_Goal of the exercise_:
Show only those lines of the entries where the string "price" is found.

_ _ _ _

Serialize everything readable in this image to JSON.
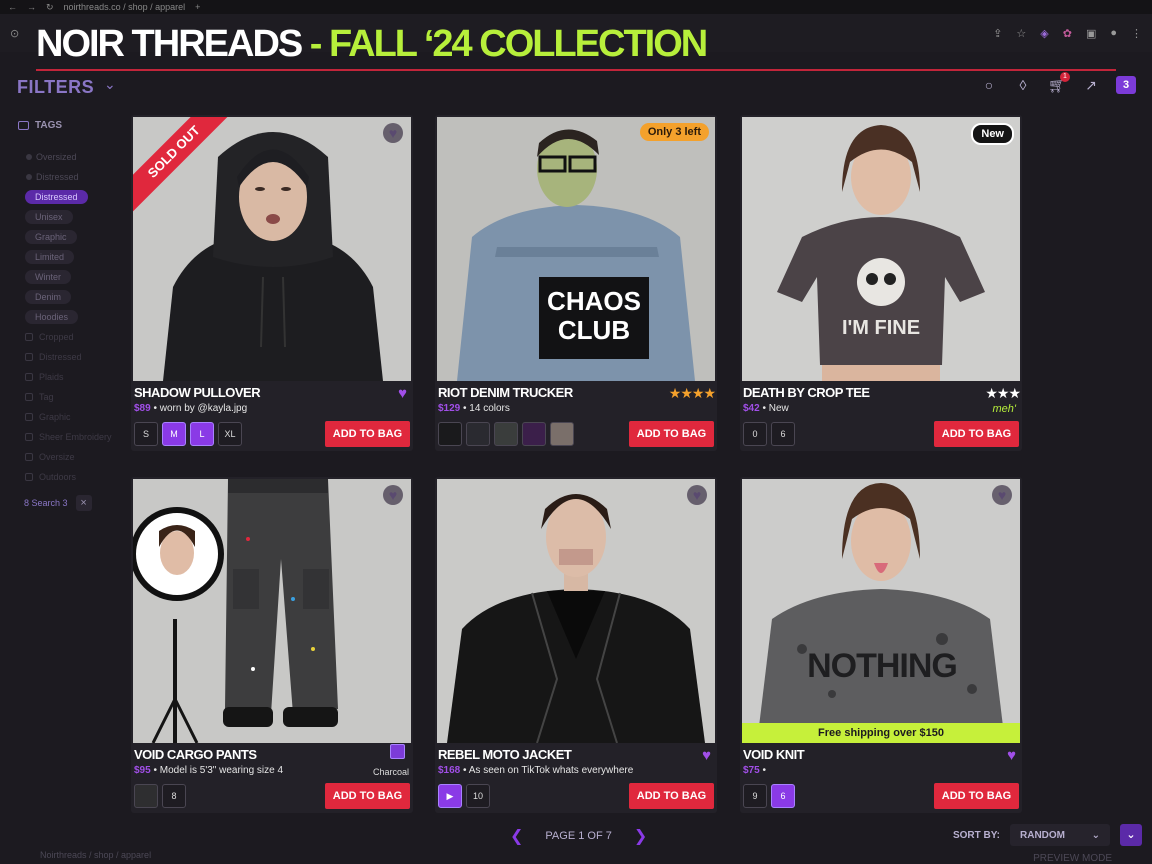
{
  "browser": {
    "url": "noirthreads.co / shop / apparel",
    "new_tab": "+"
  },
  "hero": {
    "brand": "NOIR THREADS",
    "separator": " - ",
    "collection": "FALL ‘24 COLLECTION"
  },
  "topbar": {
    "filters_label": "FILTERS",
    "cart_badge": "1",
    "count": "3"
  },
  "sidebar": {
    "tags_title": "TAGS",
    "radios": [
      "Oversized",
      "Distressed"
    ],
    "chips": [
      {
        "label": "Distressed",
        "active": true
      },
      {
        "label": "Unisex",
        "active": false
      },
      {
        "label": "Graphic",
        "active": false
      },
      {
        "label": "Limited",
        "active": false
      },
      {
        "label": "Winter",
        "active": false
      },
      {
        "label": "Denim",
        "active": false
      },
      {
        "label": "Hoodies",
        "active": false
      }
    ],
    "checkboxes": [
      "Cropped",
      "Distressed",
      "Plaids",
      "Tag",
      "Graphic",
      "Sheer Embroidery",
      "Oversize",
      "Outdoors"
    ],
    "search_label": "8 Search 3"
  },
  "products": [
    {
      "name": "SHADOW PULLOVER",
      "price": "$89",
      "sub": " • worn by @kayla.jpg",
      "badge": "SOLD OUT",
      "sizes": [
        "S",
        "M",
        "L",
        "XL"
      ],
      "selected": [
        "M",
        "L"
      ],
      "cta": "ADD TO BAG"
    },
    {
      "name": "RIOT DENIM TRUCKER",
      "price": "$129",
      "sub": " • 14 colors",
      "badge": "Only 3 left",
      "stars": "★★★★",
      "photo_text": "CHAOS\nCLUB",
      "swatches": [
        "#1a1a1c",
        "#2a2a30",
        "#3a3d3c",
        "#3b1f4a",
        "#7a6f6a"
      ],
      "cta": "ADD TO BAG"
    },
    {
      "name": "DEATH BY CROP TEE",
      "price": "$42",
      "sub": " • New",
      "badge": "New",
      "stars": "★★★",
      "note": "meh'",
      "photo_text": "I'M FINE",
      "sizes": [
        "0",
        "6"
      ],
      "cta": "ADD TO BAG"
    },
    {
      "name": "VOID CARGO PANTS",
      "price": "$95",
      "sub": " • Model is 5'3\" wearing size 4",
      "color_name": "Charcoal",
      "sizes": [
        "8"
      ],
      "cta": "ADD TO BAG"
    },
    {
      "name": "REBEL MOTO JACKET",
      "price": "$168",
      "sub": " • As seen on TikTok whats everywhere",
      "sizes": [
        "10"
      ],
      "play": "▶",
      "cta": "ADD TO BAG"
    },
    {
      "name": "VOID KNIT",
      "price": "$75",
      "sub": " •",
      "promo": "Free shipping over $150",
      "photo_text": "NOTHING",
      "sizes": [
        "9",
        "6"
      ],
      "selected": [
        "6"
      ],
      "cta": "ADD TO BAG"
    }
  ],
  "pagination": {
    "prev": "❮",
    "label": "PAGE 1 OF 7",
    "next": "❯"
  },
  "sort": {
    "label": "SORT BY:",
    "value": "RANDOM"
  },
  "footer": {
    "left": "Noirthreads / shop / apparel",
    "preview": "PREVIEW MODE"
  },
  "colors": {
    "accent_purple": "#8a3ae6",
    "accent_lime": "#b7ef3b",
    "cta_red": "#e0283d"
  }
}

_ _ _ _

_Response for this exercise_:
      "price": "$89",
      "price": "$129",
      "price": "$42",
      "price": "$95",
      "price": "$168",
      "price": "$75",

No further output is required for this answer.